Microsoft Is Discontinuing Support for OneDrive in Windows 7 and 8
Starting in March 2022, users will need to upgrade to a newer operating system or will be left with only an online application on OneDrive.
Early next year, Microsoft’s first-page cloud storage users will be given less than a gentle nudge to update to a newer OS system. Microsoft will stop supporting the OneDrive desktop program in Windows 7, Windows 8, and Windows 8.1 on March 1, 2022, according to a post on its technical support site. Users must upgrade to Windows 10 or 11 if they wish to preserve their backup and sync features.
Those on Older Operating Systems Will Still Be Able to Use OneDrive
For users on older operating systems, OneDrive will not become utterly useless: the data themselves will not be lost, and the OneDrive system (along with updated, synchronized content) will still be accessible via Microsoft accounts on the web.
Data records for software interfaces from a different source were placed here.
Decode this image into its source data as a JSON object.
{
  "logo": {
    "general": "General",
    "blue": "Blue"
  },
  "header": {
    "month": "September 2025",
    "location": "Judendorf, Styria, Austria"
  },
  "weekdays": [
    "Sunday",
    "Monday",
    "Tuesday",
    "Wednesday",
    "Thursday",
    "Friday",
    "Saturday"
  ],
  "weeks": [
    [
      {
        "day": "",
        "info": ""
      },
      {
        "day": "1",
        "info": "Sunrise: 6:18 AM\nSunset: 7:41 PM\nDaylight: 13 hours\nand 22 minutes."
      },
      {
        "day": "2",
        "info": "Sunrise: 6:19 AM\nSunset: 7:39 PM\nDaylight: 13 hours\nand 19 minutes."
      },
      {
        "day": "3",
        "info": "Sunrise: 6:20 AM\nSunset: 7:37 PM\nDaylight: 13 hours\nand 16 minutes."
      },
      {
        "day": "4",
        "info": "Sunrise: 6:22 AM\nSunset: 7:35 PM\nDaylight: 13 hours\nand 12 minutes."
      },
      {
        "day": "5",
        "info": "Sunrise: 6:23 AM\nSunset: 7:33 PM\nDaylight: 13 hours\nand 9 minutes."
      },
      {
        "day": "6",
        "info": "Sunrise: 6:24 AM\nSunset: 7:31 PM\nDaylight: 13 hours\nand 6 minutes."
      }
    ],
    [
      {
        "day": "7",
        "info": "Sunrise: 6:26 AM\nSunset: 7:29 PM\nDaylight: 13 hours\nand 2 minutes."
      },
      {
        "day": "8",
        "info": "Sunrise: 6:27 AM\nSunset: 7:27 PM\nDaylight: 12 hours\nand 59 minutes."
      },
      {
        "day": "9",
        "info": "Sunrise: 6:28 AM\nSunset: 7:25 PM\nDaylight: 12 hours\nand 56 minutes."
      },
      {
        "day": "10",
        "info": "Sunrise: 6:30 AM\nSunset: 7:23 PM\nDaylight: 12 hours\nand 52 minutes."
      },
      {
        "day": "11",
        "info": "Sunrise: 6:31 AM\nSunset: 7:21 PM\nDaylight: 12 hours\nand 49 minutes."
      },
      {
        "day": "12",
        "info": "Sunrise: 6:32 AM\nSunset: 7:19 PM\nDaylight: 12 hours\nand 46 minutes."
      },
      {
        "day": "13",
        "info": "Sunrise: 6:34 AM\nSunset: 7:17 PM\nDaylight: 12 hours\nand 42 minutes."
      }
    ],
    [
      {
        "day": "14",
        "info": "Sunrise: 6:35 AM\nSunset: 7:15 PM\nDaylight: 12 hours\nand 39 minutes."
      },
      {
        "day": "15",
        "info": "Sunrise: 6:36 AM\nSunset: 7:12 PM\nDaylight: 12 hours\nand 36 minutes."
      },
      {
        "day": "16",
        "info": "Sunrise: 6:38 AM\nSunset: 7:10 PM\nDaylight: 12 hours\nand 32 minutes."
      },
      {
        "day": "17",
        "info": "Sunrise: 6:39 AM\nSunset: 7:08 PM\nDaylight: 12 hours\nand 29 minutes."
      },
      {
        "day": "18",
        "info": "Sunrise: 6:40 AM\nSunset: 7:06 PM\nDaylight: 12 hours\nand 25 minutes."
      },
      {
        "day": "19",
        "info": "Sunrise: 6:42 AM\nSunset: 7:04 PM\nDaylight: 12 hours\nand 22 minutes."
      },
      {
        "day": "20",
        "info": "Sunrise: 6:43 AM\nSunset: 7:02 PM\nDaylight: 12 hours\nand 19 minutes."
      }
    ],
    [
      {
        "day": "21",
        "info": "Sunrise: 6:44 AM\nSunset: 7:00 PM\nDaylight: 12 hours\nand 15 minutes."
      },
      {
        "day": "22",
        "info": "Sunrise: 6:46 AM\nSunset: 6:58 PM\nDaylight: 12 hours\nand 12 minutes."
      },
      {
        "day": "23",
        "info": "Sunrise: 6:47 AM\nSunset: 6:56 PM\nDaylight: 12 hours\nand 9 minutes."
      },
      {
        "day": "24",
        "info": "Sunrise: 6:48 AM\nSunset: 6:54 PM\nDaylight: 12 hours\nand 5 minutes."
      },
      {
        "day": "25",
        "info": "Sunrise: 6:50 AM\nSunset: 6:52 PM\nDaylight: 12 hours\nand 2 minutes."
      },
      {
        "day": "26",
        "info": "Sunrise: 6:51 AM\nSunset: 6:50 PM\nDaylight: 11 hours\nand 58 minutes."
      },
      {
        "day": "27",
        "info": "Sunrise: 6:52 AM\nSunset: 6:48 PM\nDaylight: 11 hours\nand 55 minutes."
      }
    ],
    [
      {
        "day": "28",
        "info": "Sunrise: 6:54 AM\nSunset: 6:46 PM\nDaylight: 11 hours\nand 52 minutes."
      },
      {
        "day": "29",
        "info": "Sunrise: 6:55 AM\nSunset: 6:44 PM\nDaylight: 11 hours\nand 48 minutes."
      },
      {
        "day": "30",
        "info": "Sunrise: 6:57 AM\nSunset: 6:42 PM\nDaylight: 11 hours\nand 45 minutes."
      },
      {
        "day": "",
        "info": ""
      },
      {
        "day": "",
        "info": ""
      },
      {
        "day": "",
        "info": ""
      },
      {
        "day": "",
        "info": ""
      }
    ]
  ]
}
The iOS and Android OneDrive apps are unaffected. It should be noted that, since this is a fairly arbitrary end of the service, Microsoft could give preference to Google’s Drive and Dropbox, among other competitors to cloud storage.
Despite the fact that Windows 7 and 8.1 have been out of support for a long time, security updates will continue to be provided until January 2023. Microsoft, on the other hand, would like individuals who are still using previous versions of the operating system to catch up and go with the flow for resource management, branding, and, of course, money. If you are curious, complete support for Windows 10 will be available until October 2025.
Recommendations for Users
Windows 11 is still quite new, and we would not advise everyone to update right now, especially if they are still on Windows 10. If you do, you should first look at how to best optimize it for gaming (many of popular titles for playing are also widely popular for gambling on casino platforms, such as best SkillOnNet casino sites and many more), especially since VBS (Virtualization-Based Security) may be enabled on some PCs.
VBS is a Windows 11 (and Windows 10) security feature that generates an isolated memory space for security features. This virtual secure mode is isolated from the rest of the operating system and is produced using Windows hypervisor. VBS, according to Microsoft, can lessen the impact of kernel viruses infections and malware attacks. Memory integrity, often known as Hypervisor-protected code integrity (HVCI), is a fundamental security feature offered by VBS. All kernel-mode drivers and binaries are checked before they are started, and unsigned drivers or system files are stopped.
VBS is not a new feature in Windows 11; it has been present for years on Windows 10. The enforcement of the feature, on the other hand, is new. In late 2019, Microsoft began activating VBS by default for select PCs, despite the fact that it was optional in Windows 10. Furthermore, the Redmond behemoth is encouraging OEMs to activate VBS by default on PCs that come pre-installed with Windows 11. VBS may be disabled if you manually update from Windows 10 to Windows 11, but it is almost certainly enabled if you buy a new Windows 11 laptop or pre-built PC.
Conclusion Despite Microsoft’s evident campaign to convince users to upgrade to Windows 10, we would advocate moving to Windows 10 for the time being. There have simply been too many issues with Windows’ most recent operating system, even if they are progressively being resolved.